Wal-Mart stock rises to record level
Wal-Mart Store Inc.’s stock rose to a record level Monday, continuing a steady climb as the Bentonville retailer convinces investors it will continue to challenge online retailer Amazon.com.
Shares of Wal-Mart stock closed trading at $90.99, up 7 cents from the previous high of $90.92 on Friday. It was the fourth straight business day the company’s stock had finished trading above $90 a share.
Brian Yarbrough, a retail analyst with Edward Jones, said the recent run to a record level is a sign Wal-Mart has a lot of momentum as it navigates a challenging retail landscape. Moves like the $3.3 billion acquisition of Jet. com and the decision to place the online retailer’s founder, Marc Lore, in charge of bolstering Wal-Mart’s online presence have paid off.

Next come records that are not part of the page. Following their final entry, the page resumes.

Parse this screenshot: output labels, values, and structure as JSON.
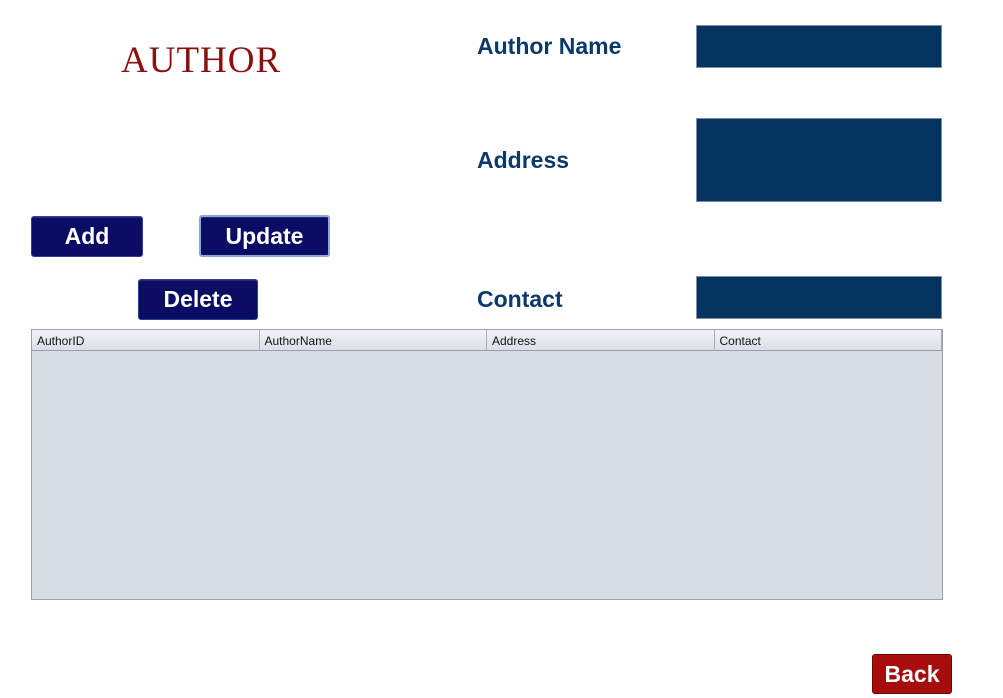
{
  "logo": {
    "title": "AUTHOR"
  },
  "form": {
    "author_name_label": "Author Name",
    "author_name_value": "",
    "address_label": "Address",
    "address_value": "",
    "contact_label": "Contact",
    "contact_value": ""
  },
  "buttons": {
    "add_label": "Add",
    "update_label": "Update",
    "delete_label": "Delete",
    "back_label": "Back"
  },
  "table": {
    "columns": [
      "AuthorID",
      "AuthorName",
      "Address",
      "Contact"
    ],
    "rows": []
  },
  "colors": {
    "title": "#8b1010",
    "label": "#0b3a6a",
    "input_bg": "#04335f",
    "button_bg": "#0a0d63",
    "back_bg": "#a80d0d",
    "table_bg": "#d7dbe3"
  }
}
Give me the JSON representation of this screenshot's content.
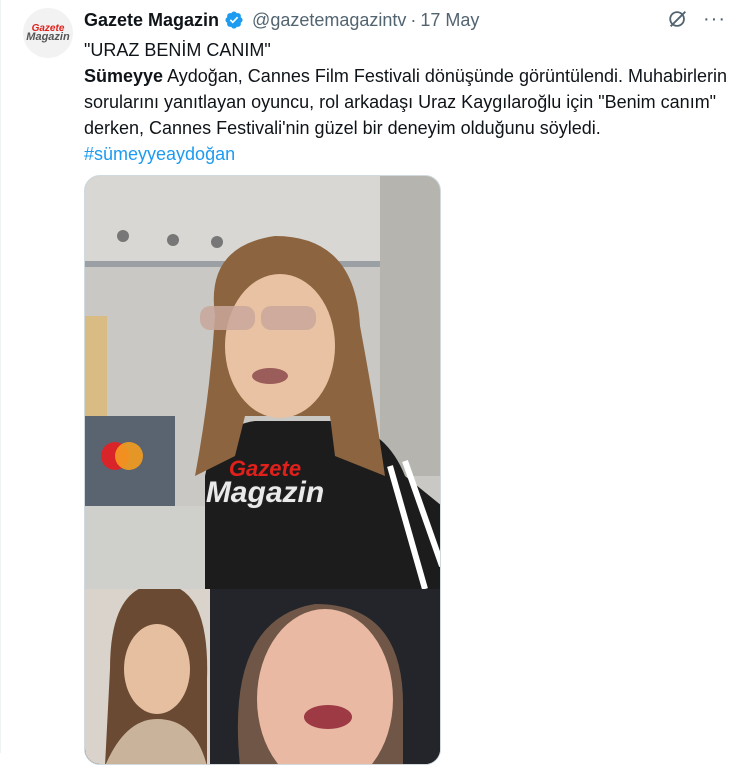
{
  "tweet": {
    "display_name": "Gazete Magazin",
    "handle": "@gazetemagazintv",
    "separator": "·",
    "date": "17 May",
    "avatar": {
      "logo_top": "Gazete",
      "logo_bottom": "Magazin"
    },
    "icons": {
      "verified": "verified-badge-icon",
      "grok": "grok-icon",
      "more": "more-icon"
    },
    "more_glyph": "···",
    "text": {
      "line1": "\"URAZ BENİM CANIM\"",
      "bold_name": "Sümeyye",
      "body": " Aydoğan, Cannes Film Festivali dönüşünde görüntülendi. Muhabirlerin sorularını yanıtlayan oyuncu, rol arkadaşı Uraz Kaygılaroğlu için \"Benim canım\" derken, Cannes Festivali'nin güzel bir deneyim olduğunu söyledi. ",
      "hashtag": "#sümeyyeaydoğan"
    },
    "media": {
      "watermark_top": "Gazete",
      "watermark_bottom": "Magazin"
    }
  },
  "colors": {
    "accent": "#1d9bf0",
    "text": "#0f1419",
    "muted": "#536471",
    "brand_red": "#e0201b"
  }
}
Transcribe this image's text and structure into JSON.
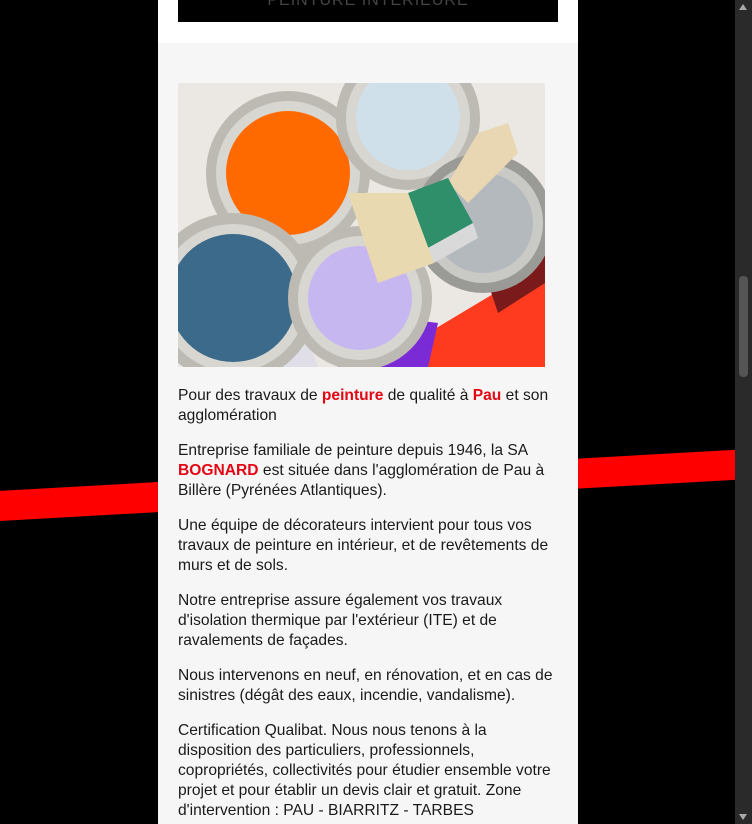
{
  "top_button": {
    "label": "PEINTURE INTÉRIEURE"
  },
  "hero_image": {
    "alt": "Pots de peinture et pinceau"
  },
  "content": {
    "p1": {
      "t1": "Pour des travaux de ",
      "h1": "peinture",
      "t2": " de qualité à ",
      "h2": "Pau",
      "t3": " et son agglomération"
    },
    "p2": {
      "t1": "Entreprise familiale de peinture depuis 1946, la SA ",
      "h1": "BOGNARD",
      "t2": " est située dans l'agglomération de Pau à Billère (Pyrénées Atlantiques)."
    },
    "p3": "Une équipe de décorateurs intervient pour tous vos travaux de peinture en intérieur, et de revêtements de murs et de sols.",
    "p4": "Notre entreprise assure également vos travaux d'isolation thermique par l'extérieur (ITE) et de ravalements de façades.",
    "p5": "Nous intervenons en neuf, en rénovation, et en cas de sinistres (dégât des eaux, incendie, vandalisme).",
    "p6": "Certification Qualibat. Nous nous tenons à la disposition des particuliers, professionnels, copropriétés, collectivités pour étudier ensemble votre projet et pour établir un devis clair et gratuit. Zone d'intervention : PAU - BIARRITZ - TARBES"
  },
  "colors": {
    "accent": "#e30613",
    "stripe": "#ff0000"
  }
}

“I do think over the last few years there’s been this concern that they can’t compete with Amazon and they’re going to struggle and there’s not a lot of opportunity,” Yarbrough said. “Fast forward to today — buying Jet.com and with Marc Lore and everything he’s done — I think people see them as a very formidable No. 2 competitor to Amazon.”

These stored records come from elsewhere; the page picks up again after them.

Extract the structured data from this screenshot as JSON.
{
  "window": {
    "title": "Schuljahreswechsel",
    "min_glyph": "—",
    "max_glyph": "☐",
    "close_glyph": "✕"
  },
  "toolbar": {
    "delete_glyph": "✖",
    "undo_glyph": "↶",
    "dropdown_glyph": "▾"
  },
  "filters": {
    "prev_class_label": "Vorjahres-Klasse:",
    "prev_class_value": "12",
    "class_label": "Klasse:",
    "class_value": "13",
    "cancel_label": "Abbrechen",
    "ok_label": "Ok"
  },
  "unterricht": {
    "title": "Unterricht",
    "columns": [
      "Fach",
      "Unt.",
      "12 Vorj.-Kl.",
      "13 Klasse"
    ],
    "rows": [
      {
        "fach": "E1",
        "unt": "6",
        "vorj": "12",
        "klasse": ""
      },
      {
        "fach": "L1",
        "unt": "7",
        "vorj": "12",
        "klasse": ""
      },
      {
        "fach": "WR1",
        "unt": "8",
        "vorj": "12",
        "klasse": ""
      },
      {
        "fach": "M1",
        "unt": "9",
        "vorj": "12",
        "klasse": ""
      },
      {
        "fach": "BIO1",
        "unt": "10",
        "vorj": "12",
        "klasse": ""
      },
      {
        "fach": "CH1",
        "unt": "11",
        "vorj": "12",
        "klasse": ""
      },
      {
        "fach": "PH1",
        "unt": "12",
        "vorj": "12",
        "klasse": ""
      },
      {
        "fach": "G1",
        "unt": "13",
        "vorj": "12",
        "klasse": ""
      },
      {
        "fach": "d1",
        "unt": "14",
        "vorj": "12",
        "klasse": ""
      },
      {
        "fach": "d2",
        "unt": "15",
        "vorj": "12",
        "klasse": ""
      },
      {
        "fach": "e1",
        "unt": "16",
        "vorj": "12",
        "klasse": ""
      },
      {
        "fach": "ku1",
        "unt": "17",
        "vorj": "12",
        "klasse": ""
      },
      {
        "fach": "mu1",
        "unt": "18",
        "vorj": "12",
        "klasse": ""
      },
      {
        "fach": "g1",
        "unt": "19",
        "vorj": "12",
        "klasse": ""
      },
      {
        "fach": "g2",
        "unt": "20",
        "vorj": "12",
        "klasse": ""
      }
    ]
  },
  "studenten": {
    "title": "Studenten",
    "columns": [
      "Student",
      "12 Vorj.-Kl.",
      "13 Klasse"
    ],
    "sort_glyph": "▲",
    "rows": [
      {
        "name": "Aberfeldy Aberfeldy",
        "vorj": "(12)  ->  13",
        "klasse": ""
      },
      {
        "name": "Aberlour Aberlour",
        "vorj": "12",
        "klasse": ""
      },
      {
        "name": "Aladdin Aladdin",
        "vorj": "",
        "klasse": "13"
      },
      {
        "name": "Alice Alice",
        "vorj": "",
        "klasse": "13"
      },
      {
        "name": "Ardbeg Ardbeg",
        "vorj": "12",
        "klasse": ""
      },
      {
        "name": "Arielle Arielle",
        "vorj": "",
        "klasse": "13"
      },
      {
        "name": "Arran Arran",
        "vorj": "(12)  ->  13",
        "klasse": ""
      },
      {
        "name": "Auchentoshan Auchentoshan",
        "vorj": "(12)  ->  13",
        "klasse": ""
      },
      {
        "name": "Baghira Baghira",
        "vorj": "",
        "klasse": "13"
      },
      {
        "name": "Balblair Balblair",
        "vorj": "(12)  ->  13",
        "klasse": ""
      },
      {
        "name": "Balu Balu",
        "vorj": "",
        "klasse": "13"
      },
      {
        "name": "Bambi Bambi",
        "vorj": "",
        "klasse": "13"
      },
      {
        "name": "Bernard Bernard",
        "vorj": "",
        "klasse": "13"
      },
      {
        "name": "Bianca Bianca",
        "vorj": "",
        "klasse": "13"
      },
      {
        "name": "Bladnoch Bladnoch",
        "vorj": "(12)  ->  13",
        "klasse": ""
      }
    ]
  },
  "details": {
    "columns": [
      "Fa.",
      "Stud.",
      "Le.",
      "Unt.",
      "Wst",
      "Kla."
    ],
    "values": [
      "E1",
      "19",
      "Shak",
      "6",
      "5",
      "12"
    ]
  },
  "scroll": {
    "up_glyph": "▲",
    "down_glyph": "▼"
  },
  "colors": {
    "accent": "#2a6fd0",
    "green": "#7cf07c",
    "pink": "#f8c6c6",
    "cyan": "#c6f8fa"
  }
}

Shares of Wal-Mart stock have climbed more than 30 percent since the beginning of the calendar year with one of the biggest surges occurring since the company’s annual meeting with investors on Oct. 10.
Executives told investors Wal-Mart expects U.S. ecommerce sales growth of 40 percent in the next fiscal year and the company would take additional steps to integrate

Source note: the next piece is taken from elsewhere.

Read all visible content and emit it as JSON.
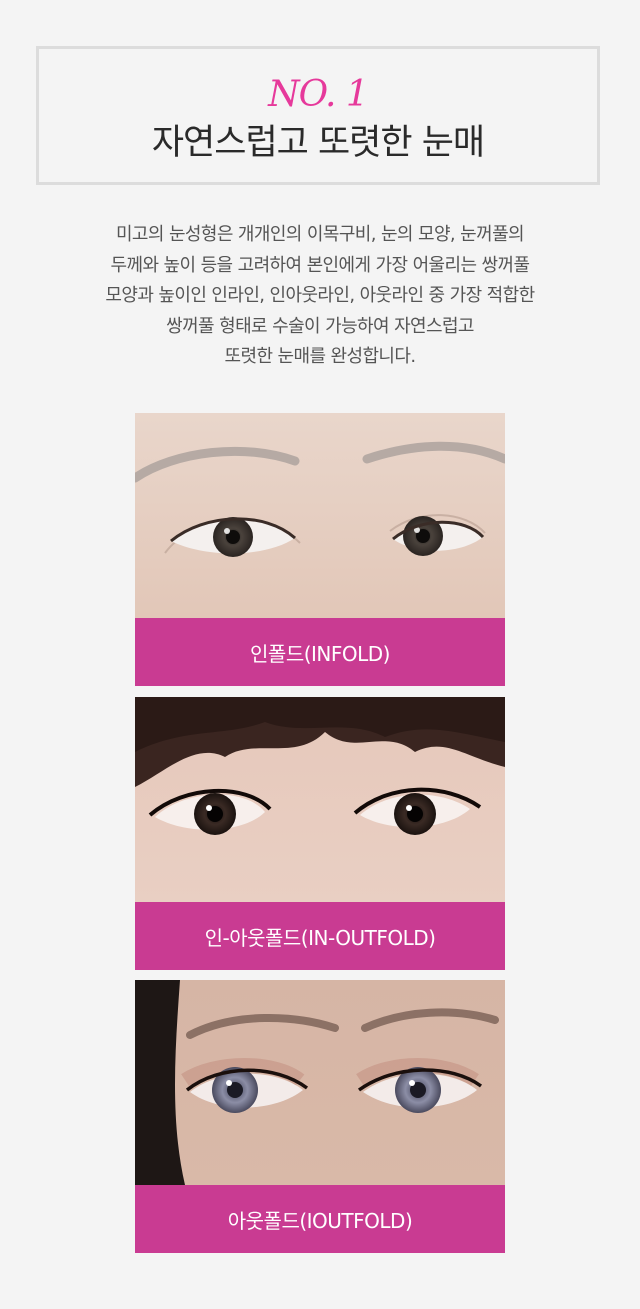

its online and in-store businesses. Wal-Mart also said it would continue to slow the number of new store openings and devote more of its capital to e-commerce, technology and store remodels.
In addition, Wal-Mart projected earnings growth of 5 percent during the next fiscal year with a net sales gain of 3 percent. The company introduced a new two-year, $20 billion share buyback program as well during the meeting, replacing a previous $20 billion program that was announced in October 2015.
“That really helped to quell concerns around the company’s ability to grow earnings next year,” said Ben Bienvenu, a retail analyst with Stephens Inc. “Not only did they come out and say we’re going to grow earnings next year in the mid-single digit range, but that mid-single digit range they provided is viewed as a responsible rate
of growth in this competitive environment.”
Shares of company stock climbed 4.5 percent to $84.13 on Oct. 10, reaching what was then a 52-week high.
Wal-Mart’s stock has climbed 13 percent since Oct. 9, the day before the meeting.
“I think investors are coming to realize that it’s likely Wal-Mart will be a major player in the future of retailing even as it evolves and the price reflects that,” Bob Williams, senior vice president and managing director of Simmons First Investment Group, said last week.
Wal-Mart has a history of splitting its stock when shares climb to record levels. Stock splits essentially double the number of a company’s outstanding shares and cut the stock price in half. They’re typically applauded by shareholders because splits often lead to a run-up in a stock’s price because it becomes more affordable to small investors.
There have been 11 splits in the company’s history with the last taking place in March
1999, according to Wal-Mart’s corporate website.
The current gap between stock splits — 18 years and counting — is the longest in the company’s history.
“It could be an option on the table,” Yarbrough said. “But it does seem like a lot more companies these days like the Googles and the Apples of the world don’t care about it as much.”
For now, Yarbrough said the surging stock is an indication investors are confident in Wal-Mart’s plan and the company has been a safe bet in what has otherwise been a retail “wasteland” because of Amazon’s dominance.
But he also remains cautious about Wal-Mart — which reports third-quarter earnings Thursday — moving forward.
“They’re still one bad earnings, or one earnings miss away from being down 10 or 15 percent and everyone going, ‘They’re still a bricks and mortar retailer,’” Yarbrough said. “But right now they’ve got a lot of mojo.”